By Sheena Barnett/NEMS Daily Journal
Meeting Damien Echols at Off Square Books a few weeks ago felt like a story that had come full circle.
I remember turning 10 years old and hearing that three boys were found murdered in West Memphis, Ark., only a few hours away from my hometown here in North Mississippi.
I remember watching the news announce that Damien Echols and two other teen boys, who later came to be known as the West Memphis 3, had been arrested and charged with the boys’ murders.
A few years later, I remember my mom read a book about the case and saw “Paradise Lost,” and she said she didn’t think the teens were guilty.
As I grew up, I learned more about the case and how the three teens, now men, were basically convicted because they were incredibly poor and defenseless young outcasts.
I cheered as they were finally released.
I recently finished Echols’ prison memoir, “Life After Death,” in which he recalled his poverty-stricken upbringing and what life was like on death row.

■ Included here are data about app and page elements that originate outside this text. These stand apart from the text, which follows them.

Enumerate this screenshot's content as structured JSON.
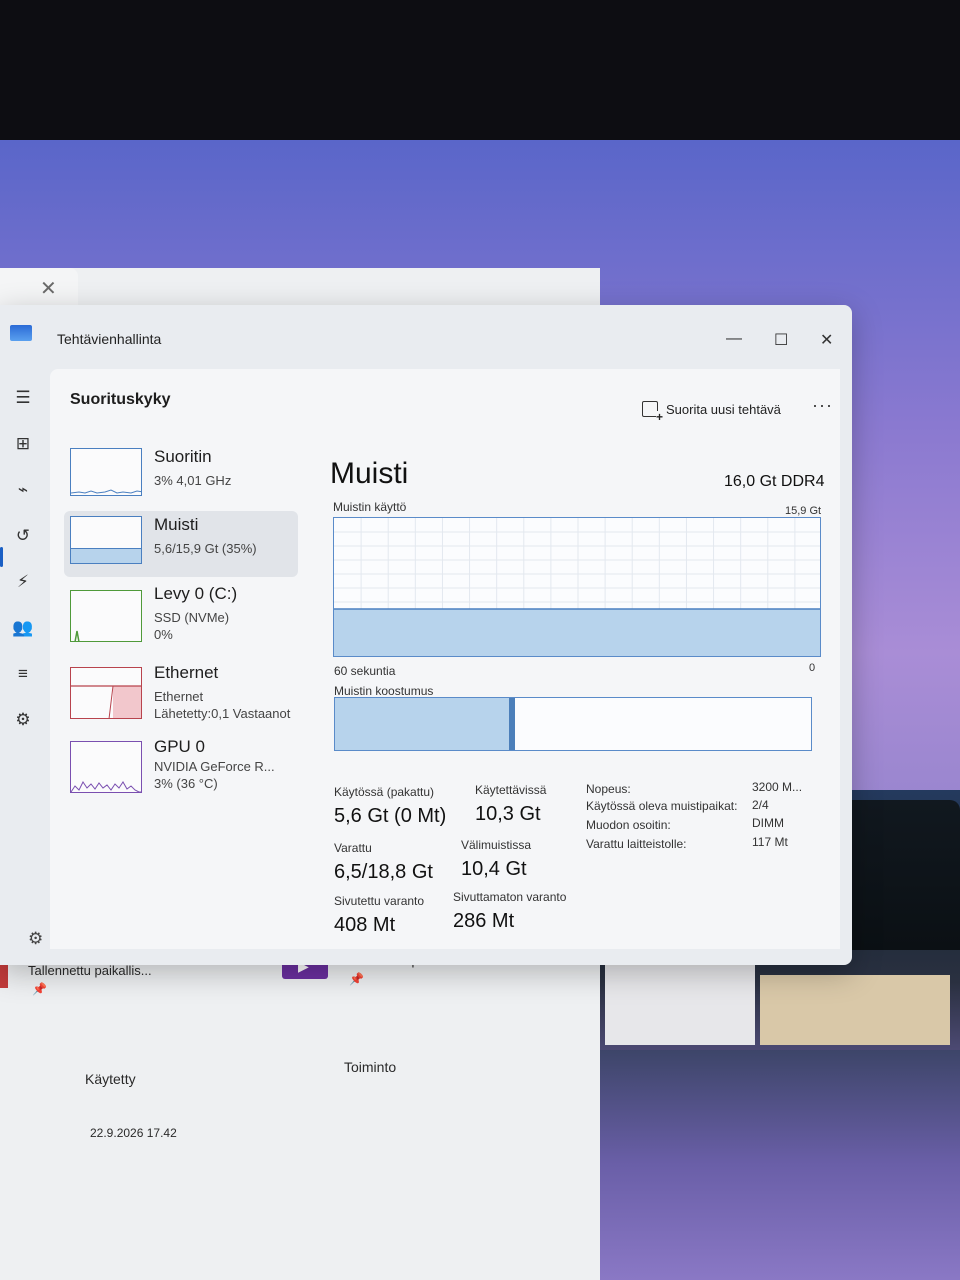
{
  "window": {
    "title": "Tehtävienhallinta",
    "minimize": "—",
    "maximize": "☐",
    "close": "✕"
  },
  "toolbar": {
    "section_title": "Suorituskyky",
    "run_task_label": "Suorita uusi tehtävä",
    "more": "···"
  },
  "sidebar": {
    "items": [
      {
        "name": "menu-icon",
        "glyph": "☰"
      },
      {
        "name": "processes-icon",
        "glyph": "⊞"
      },
      {
        "name": "performance-icon",
        "glyph": "⌁"
      },
      {
        "name": "app-history-icon",
        "glyph": "↺"
      },
      {
        "name": "startup-icon",
        "glyph": "⚡"
      },
      {
        "name": "users-icon",
        "glyph": "👥"
      },
      {
        "name": "details-icon",
        "glyph": "≡"
      },
      {
        "name": "services-icon",
        "glyph": "⚙"
      }
    ],
    "settings_glyph": "⚙"
  },
  "devices": [
    {
      "name": "Suoritin",
      "line1": "3% 4,01 GHz",
      "line2": "",
      "line3": "",
      "selected": false
    },
    {
      "name": "Muisti",
      "line1": "5,6/15,9 Gt (35%)",
      "line2": "",
      "line3": "",
      "selected": true
    },
    {
      "name": "Levy 0 (C:)",
      "line1": "SSD (NVMe)",
      "line2": "0%",
      "line3": "",
      "selected": false
    },
    {
      "name": "Ethernet",
      "line1": "Ethernet",
      "line2": "Lähetetty:0,1 Vastaanot",
      "line3": "",
      "selected": false
    },
    {
      "name": "GPU 0",
      "line1": "NVIDIA GeForce R...",
      "line2": "3% (36 °C)",
      "line3": "",
      "selected": false
    }
  ],
  "memory": {
    "title": "Muisti",
    "spec": "16,0 Gt DDR4",
    "usage_label": "Muistin käyttö",
    "usage_max": "15,9 Gt",
    "time_label": "60 sekuntia",
    "time_end": "0",
    "composition_label": "Muistin koostumus",
    "usage_fraction": 0.35,
    "composition_used_fraction": 0.37,
    "stats": {
      "in_use_label": "Käytössä (pakattu)",
      "in_use_value": "5,6 Gt (0 Mt)",
      "available_label": "Käytettävissä",
      "available_value": "10,3 Gt",
      "committed_label": "Varattu",
      "committed_value": "6,5/18,8 Gt",
      "cached_label": "Välimuistissa",
      "cached_value": "10,4 Gt",
      "paged_label": "Sivutettu varanto",
      "paged_value": "408 Mt",
      "nonpaged_label": "Sivuttamaton varanto",
      "nonpaged_value": "286 Mt"
    },
    "details": {
      "speed_key": "Nopeus:",
      "speed_val": "3200 M...",
      "slots_key": "Käytössä oleva muistipaikat:",
      "slots_val": "2/4",
      "form_key": "Muodon osoitin:",
      "form_val": "DIMM",
      "reserved_key": "Varattu laitteistolle:",
      "reserved_val": "117 Mt"
    }
  },
  "background_window": {
    "saved_local_1": "Tallennettu paikallis...",
    "saved_local_2": "Tallennettu paikallis...",
    "used_label": "Käytetty",
    "action_label": "Toiminto",
    "date": "22.9.2026 17.42",
    "close_glyph": "✕",
    "pin_glyph": "📌"
  }
}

I told Echols he was the happiest man I’ve ever interviewed: He was so calm and cheery as he talked about his wife and his work.
He was just as happy when he signed my book and we talked about authors we both enjoy.
And that’s just it: I’ve almost always felt like I had something in common with him.
The small-minded folks arrested and convicted Echols of murder thought, incorrectly, that he was a Satanist because he wore a lot of black, listened to Metallica, read Stephen King and had, like a lot of teens, a bad attitude.
Color me similar, and different, and that’s just it: We’re all different, with different interests.
Sometimes standing out from a crowd wins you praise; in Echols’ case, it gets you sent to death row for a crime you didn’t commit.
I understand the comfort in finding common ground with others. There’s a sense of camraderie when you’re around folks who are like you, whether they’re also a Southerner, also from the same hometown, also went to the same university, also like the same things or wear the same clothes.
But that sense of camraderie can be a bit boring, at least, and dangerous, at most.
It was 20 years ago that the West Memphis 3 were arrested, which was a long time ago, but not that long, either.
It scares me to think a couple of things that make you stand out can also almost completely ruin your life, if you’re different from someone else who has it out for you.
Echols’ book gets mighty dark, with harrowing tales of prison abuse and horrible conditions, but that’s not the message he hopes readers gain.
He wants readers to be inspired by his story, to find strength and hope in the worst situations.
I’m inspired, and I’m especially hoping that what makes us different can bring us together.
Above all else: I hope the true murderer(s) can finally be brought to justice.
SHEENA BARNETT covers entertainment for the Daily Journal. Her email address is email@example.com.